You said in your response to articperegrine, in your analogy of the spilt orange juice, “It’s the temporal debt I owe here.” Doesn’t purgatory involve the hereafter? I was raised in the church, I am a cradle catholic for whatever value that has. I didn’t leave the Church, though I ceased to be actively involved and did become involved with a nondenominational discipleship ministry, now as I begin to re-involve myself, I find issues like purgatory very divisive, and actually not much else. I am currently reading, as per your recommendation, "The Salvation Controvery” by Jimmy Akin and he makes the same argument about temporal debts, though I notice he uses primarily Old Testament referances. I am confused, if Christ paid the penalty for our sins, the just for the unjust as we know he did, then our temporal debts are in the temporal realm, what then is the purpose of purgatory in the hereafter?
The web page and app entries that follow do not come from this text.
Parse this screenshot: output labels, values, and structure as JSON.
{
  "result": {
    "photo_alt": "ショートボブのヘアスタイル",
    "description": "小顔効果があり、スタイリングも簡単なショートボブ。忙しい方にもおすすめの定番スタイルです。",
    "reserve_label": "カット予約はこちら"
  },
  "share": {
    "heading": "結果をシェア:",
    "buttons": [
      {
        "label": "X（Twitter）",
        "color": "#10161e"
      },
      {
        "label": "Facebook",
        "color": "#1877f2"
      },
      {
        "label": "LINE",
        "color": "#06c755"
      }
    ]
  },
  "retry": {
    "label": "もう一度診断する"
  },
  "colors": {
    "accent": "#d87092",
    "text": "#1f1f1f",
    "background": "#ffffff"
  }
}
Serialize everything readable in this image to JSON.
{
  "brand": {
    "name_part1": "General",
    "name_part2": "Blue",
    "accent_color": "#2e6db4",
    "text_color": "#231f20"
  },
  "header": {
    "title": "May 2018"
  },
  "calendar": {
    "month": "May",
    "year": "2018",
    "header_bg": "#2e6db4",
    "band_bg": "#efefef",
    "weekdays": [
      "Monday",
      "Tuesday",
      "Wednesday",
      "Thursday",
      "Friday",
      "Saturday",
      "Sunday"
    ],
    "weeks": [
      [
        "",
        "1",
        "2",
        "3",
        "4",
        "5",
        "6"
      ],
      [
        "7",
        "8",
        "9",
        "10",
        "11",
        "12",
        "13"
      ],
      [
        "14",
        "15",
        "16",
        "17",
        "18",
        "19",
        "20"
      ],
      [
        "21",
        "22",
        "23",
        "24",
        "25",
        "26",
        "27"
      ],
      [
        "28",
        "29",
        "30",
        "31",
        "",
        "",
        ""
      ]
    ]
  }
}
Thank you for your patience,
When we die we are judged not on what is to come, but on what has transpired in our temporal life here on earth. This is where we have left the mess to be cleaned up. Something is expected from us. In Mt. 5:24 we read that when bringing our gift to the altar, we remember that our brother has something against us, we must first go and be reconciled to our brother. We can’t just jump to the eternal order and have God make everything better. We must deal with the matter in the temporal order as well. In the orange juice example, I was forgiven. But justice demanded that I clean up the mess that I made. Who was going to clean it up? Certainly, my mother shouldn’t have to. Since I made the mess, it was my obligation to clean it up. This is what purgatory does. As we have seen in this passage, God expects this.
Fr. Vincent Serpa, O.P.